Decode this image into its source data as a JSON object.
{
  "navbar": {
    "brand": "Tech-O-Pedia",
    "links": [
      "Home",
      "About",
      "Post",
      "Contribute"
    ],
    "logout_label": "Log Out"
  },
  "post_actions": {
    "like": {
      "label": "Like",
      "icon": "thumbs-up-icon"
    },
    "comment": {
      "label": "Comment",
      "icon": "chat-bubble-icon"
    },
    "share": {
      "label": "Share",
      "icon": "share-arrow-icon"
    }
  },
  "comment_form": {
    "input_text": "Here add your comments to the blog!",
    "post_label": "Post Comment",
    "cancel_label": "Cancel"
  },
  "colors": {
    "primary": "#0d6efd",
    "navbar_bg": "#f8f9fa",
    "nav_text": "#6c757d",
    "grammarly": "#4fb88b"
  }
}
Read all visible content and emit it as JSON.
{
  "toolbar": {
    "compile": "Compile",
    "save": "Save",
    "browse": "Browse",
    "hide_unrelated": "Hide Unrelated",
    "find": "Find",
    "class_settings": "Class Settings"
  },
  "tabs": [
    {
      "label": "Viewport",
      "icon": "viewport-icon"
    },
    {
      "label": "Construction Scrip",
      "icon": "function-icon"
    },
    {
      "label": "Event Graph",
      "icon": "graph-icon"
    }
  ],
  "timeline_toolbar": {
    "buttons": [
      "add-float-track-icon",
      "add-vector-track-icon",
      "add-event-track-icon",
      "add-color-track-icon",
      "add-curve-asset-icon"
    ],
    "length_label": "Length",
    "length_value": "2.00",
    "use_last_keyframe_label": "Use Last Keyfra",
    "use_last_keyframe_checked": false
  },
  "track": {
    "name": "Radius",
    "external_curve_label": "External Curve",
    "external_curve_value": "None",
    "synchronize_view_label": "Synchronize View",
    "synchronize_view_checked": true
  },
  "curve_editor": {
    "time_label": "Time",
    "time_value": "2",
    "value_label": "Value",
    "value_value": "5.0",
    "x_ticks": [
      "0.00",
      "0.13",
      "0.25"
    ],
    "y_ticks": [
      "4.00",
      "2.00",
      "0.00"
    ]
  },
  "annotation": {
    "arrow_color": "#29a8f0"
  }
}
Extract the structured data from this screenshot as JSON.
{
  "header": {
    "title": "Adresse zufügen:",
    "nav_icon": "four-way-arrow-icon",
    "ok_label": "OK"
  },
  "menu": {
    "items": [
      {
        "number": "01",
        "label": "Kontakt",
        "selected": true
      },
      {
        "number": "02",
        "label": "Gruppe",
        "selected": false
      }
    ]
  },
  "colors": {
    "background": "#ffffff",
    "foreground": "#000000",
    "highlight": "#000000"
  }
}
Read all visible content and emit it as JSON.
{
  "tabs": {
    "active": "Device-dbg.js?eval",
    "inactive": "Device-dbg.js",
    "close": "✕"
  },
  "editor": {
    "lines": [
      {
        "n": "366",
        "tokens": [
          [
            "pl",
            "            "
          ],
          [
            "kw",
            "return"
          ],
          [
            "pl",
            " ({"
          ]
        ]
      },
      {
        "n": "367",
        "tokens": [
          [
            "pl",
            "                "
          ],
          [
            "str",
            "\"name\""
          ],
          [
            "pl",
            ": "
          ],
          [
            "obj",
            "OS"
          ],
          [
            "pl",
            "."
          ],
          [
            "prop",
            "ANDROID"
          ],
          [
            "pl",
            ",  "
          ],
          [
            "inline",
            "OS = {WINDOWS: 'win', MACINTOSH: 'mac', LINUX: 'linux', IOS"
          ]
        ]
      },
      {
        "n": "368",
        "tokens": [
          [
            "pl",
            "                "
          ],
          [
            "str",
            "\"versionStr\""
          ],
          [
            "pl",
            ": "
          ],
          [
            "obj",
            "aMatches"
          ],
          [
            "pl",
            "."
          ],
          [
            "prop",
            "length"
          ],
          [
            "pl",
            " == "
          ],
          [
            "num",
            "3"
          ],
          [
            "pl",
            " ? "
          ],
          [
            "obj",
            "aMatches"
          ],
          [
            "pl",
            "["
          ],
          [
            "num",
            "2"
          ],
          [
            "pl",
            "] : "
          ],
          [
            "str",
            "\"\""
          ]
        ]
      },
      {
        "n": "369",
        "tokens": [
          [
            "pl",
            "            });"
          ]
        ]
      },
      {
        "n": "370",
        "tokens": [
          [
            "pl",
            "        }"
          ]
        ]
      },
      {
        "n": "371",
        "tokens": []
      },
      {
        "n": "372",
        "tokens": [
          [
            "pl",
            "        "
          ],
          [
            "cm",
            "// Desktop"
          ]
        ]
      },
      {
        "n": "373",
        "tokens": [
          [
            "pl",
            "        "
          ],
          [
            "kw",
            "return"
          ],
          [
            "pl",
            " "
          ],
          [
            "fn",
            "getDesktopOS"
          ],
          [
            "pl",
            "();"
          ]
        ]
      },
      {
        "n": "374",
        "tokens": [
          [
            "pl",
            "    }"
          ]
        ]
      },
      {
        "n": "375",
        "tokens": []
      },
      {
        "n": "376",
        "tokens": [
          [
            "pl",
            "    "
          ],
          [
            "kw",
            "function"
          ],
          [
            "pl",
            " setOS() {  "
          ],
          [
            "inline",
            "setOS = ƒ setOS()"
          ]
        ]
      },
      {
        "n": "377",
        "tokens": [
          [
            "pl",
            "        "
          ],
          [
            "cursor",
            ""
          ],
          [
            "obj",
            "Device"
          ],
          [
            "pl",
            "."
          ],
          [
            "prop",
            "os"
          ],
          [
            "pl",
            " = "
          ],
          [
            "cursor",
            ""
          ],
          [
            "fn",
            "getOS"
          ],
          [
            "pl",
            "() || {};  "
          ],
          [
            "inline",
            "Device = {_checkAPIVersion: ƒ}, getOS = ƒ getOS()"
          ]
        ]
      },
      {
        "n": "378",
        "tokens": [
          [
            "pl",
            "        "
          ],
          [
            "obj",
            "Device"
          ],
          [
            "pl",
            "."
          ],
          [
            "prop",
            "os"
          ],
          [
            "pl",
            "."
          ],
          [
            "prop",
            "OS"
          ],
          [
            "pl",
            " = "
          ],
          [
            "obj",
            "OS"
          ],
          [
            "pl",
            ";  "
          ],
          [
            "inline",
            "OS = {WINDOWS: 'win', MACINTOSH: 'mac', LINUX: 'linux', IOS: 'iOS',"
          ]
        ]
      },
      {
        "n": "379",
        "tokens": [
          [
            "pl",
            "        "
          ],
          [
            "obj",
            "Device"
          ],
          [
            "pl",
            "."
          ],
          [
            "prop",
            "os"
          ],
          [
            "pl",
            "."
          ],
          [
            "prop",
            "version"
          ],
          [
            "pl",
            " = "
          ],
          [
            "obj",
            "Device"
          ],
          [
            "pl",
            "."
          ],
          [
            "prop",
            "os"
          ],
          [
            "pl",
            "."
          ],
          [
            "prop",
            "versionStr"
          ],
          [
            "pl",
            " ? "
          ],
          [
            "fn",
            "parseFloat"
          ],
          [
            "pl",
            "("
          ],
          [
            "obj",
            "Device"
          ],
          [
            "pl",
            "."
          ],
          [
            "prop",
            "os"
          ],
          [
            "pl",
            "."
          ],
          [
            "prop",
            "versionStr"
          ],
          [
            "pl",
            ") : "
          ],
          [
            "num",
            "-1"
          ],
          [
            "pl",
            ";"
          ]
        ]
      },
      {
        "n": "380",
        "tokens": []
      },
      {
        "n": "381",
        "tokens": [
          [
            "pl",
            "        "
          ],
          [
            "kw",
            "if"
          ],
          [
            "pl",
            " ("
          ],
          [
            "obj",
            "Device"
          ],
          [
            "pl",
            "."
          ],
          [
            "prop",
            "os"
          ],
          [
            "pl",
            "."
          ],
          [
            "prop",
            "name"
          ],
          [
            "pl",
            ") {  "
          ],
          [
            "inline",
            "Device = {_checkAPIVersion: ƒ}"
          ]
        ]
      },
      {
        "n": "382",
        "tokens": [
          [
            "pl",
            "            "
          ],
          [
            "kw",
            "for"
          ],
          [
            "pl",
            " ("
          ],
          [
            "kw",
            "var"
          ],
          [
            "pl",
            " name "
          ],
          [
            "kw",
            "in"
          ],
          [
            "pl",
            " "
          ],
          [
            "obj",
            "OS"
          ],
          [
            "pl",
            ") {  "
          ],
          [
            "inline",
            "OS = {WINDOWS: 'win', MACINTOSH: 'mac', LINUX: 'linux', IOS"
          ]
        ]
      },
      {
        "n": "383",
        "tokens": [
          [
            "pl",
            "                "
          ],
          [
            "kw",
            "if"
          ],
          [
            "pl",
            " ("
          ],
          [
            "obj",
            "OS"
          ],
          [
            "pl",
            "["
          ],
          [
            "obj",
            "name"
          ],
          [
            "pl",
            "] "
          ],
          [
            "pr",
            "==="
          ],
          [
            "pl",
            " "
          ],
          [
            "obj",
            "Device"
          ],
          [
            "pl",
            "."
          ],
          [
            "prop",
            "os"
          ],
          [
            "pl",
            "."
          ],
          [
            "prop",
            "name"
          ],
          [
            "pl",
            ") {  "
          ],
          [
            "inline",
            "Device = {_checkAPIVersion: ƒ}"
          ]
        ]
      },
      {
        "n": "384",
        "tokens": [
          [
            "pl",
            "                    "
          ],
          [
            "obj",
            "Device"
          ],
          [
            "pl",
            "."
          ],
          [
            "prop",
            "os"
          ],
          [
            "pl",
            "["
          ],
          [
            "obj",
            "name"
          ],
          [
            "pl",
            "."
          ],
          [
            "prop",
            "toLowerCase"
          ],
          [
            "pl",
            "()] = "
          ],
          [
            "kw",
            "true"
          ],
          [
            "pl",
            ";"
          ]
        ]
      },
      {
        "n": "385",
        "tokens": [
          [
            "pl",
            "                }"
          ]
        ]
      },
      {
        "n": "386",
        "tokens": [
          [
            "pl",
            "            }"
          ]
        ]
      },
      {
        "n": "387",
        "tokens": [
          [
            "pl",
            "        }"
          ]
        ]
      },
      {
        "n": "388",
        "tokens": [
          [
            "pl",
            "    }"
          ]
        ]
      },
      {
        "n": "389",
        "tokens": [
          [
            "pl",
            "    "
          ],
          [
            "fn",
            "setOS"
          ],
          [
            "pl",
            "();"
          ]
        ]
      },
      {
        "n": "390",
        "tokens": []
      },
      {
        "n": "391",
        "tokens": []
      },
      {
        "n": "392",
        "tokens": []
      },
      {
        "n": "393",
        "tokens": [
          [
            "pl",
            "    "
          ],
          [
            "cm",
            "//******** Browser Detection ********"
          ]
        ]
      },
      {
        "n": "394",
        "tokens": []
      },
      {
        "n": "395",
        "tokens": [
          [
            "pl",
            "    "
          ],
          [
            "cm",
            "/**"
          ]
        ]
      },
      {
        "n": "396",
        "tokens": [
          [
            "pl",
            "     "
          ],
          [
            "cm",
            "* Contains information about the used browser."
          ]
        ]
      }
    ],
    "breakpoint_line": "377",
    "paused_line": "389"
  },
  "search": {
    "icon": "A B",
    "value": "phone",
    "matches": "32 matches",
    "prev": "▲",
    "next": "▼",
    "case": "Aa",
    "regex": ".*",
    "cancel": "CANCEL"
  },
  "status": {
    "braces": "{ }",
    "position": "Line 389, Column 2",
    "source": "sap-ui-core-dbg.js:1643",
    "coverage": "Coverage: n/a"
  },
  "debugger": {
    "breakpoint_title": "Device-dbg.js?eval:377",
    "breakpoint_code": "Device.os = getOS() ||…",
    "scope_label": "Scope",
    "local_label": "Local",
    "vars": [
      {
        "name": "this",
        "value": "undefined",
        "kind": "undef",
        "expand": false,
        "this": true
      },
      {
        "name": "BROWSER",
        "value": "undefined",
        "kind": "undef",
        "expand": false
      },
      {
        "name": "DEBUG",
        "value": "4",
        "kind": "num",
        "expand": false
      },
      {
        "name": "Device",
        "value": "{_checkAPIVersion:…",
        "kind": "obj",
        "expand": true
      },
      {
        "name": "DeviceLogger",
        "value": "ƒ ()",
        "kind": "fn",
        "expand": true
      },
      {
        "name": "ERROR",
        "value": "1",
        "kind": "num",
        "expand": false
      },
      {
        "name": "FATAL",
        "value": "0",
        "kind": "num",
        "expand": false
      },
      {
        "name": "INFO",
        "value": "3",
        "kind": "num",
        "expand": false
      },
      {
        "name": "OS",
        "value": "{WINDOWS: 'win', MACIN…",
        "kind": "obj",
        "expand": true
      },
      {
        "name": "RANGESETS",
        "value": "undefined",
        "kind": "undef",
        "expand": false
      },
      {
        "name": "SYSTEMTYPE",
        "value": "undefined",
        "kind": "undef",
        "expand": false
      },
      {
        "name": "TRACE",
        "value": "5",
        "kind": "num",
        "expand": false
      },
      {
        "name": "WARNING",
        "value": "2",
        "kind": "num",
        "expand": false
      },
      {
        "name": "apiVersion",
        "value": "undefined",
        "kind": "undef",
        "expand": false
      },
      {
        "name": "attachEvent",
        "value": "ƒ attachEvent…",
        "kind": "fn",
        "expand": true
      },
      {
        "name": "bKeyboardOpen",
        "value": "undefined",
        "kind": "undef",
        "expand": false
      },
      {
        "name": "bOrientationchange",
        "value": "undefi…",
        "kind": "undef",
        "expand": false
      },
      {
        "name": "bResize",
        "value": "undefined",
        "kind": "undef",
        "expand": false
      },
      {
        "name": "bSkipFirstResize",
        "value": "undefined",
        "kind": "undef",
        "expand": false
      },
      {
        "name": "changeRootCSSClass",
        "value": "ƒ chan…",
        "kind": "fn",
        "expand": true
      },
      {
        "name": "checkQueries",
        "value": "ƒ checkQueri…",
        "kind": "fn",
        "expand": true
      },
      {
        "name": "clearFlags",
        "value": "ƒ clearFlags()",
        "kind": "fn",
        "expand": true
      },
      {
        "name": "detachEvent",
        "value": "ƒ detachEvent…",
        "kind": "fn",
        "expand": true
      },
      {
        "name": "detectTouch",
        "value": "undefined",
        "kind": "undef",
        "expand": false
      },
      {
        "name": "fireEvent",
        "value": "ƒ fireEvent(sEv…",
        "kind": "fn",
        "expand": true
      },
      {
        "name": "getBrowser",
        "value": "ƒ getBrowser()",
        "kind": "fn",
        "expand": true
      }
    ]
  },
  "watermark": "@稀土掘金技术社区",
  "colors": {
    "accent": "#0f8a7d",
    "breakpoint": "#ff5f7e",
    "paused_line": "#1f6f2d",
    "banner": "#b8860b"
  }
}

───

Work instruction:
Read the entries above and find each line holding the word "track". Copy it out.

Response below:
      "add-float-track-icon",
      "add-vector-track-icon",
      "add-event-track-icon",
      "add-color-track-icon",
  "track": {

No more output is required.